**Required action**
Leave out the pictures. Return every record otherwise untouched.

**Excerpted data**
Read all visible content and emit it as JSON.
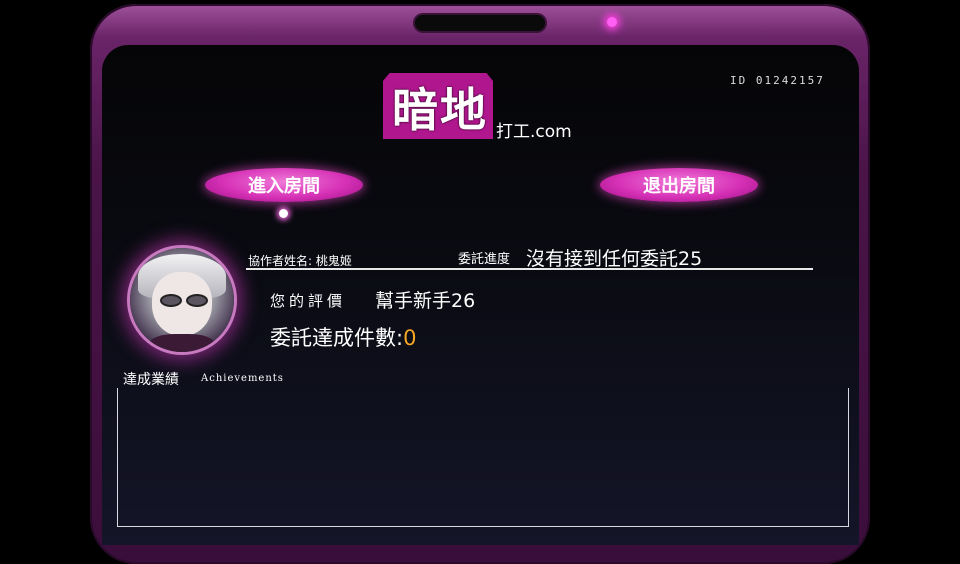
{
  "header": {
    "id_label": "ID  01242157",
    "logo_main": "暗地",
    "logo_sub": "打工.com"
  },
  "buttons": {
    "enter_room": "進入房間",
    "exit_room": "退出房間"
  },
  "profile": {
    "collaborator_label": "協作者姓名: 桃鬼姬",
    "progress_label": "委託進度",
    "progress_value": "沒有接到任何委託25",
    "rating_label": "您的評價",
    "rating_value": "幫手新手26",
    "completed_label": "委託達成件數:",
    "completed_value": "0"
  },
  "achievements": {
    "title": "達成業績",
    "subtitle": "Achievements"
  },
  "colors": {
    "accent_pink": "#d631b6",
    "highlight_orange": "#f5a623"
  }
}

**Response below**
Read all visible content and emit it as JSON.
{
  "header": {
    "id_label": "ID  01242157",
    "logo_main": "暗地",
    "logo_sub": "打工.com"
  },
  "buttons": {
    "enter_room": "進入房間",
    "exit_room": "退出房間"
  },
  "profile": {
    "collaborator_label": "協作者姓名: 桃鬼姬",
    "progress_label": "委託進度",
    "progress_value": "沒有接到任何委託25",
    "rating_label": "您的評價",
    "rating_value": "幫手新手26",
    "completed_label": "委託達成件數:",
    "completed_value": "0"
  },
  "achievements": {
    "title": "達成業績",
    "subtitle": "Achievements"
  },
  "colors": {
    "accent_pink": "#d631b6",
    "highlight_orange": "#f5a623"
  }
}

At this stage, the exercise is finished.